(RECORD SET begins)

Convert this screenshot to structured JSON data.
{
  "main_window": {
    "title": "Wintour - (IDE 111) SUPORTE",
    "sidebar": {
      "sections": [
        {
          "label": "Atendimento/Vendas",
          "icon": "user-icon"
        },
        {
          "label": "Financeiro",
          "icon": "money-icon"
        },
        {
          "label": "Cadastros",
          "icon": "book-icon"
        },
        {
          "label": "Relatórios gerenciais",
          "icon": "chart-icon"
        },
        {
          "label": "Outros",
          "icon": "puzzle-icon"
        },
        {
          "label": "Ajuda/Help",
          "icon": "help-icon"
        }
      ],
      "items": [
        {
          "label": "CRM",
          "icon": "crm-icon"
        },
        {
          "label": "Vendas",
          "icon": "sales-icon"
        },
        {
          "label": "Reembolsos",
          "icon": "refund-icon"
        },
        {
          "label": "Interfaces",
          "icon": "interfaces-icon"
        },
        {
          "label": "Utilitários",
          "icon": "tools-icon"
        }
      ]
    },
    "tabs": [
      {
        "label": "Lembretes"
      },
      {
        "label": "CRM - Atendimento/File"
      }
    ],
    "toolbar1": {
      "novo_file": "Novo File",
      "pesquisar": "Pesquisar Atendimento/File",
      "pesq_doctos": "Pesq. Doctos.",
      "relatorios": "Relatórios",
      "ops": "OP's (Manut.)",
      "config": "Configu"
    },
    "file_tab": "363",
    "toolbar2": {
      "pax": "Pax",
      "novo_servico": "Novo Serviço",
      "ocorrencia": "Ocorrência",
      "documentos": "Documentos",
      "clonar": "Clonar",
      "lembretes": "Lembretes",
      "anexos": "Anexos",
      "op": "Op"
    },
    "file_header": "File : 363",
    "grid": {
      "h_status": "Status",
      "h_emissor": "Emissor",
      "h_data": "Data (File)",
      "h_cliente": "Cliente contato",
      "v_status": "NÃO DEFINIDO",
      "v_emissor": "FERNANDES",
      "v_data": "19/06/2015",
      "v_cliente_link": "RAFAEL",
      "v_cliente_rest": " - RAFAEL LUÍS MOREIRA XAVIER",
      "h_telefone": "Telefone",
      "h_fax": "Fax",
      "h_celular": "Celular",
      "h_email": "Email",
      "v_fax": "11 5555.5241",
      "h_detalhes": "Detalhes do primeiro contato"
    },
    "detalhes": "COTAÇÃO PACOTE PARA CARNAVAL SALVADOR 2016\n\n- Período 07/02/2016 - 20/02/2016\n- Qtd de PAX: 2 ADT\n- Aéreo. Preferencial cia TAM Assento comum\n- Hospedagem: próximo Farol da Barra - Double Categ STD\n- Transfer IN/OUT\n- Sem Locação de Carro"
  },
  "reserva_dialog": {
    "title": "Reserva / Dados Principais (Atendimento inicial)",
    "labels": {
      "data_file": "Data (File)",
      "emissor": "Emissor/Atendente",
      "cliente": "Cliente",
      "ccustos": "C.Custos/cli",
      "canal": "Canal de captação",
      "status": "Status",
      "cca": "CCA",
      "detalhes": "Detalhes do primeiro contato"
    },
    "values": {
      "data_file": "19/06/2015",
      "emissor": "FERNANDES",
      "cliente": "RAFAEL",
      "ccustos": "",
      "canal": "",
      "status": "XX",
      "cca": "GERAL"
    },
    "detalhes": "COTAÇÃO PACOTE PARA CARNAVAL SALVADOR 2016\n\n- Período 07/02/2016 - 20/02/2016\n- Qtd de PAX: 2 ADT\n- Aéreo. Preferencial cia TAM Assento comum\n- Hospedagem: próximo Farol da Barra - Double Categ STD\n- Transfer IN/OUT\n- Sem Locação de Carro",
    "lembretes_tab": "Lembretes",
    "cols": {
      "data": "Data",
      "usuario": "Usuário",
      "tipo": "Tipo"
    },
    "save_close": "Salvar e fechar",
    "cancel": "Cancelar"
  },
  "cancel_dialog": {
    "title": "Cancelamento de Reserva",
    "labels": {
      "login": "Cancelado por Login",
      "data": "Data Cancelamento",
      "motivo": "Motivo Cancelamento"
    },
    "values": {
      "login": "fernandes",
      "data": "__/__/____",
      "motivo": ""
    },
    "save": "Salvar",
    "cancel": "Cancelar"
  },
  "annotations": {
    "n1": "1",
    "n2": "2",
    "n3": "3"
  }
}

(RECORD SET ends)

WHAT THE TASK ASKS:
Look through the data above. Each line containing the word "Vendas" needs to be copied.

ANSWER SECTION:
          "label": "Atendimento/Vendas",
          "label": "Vendas",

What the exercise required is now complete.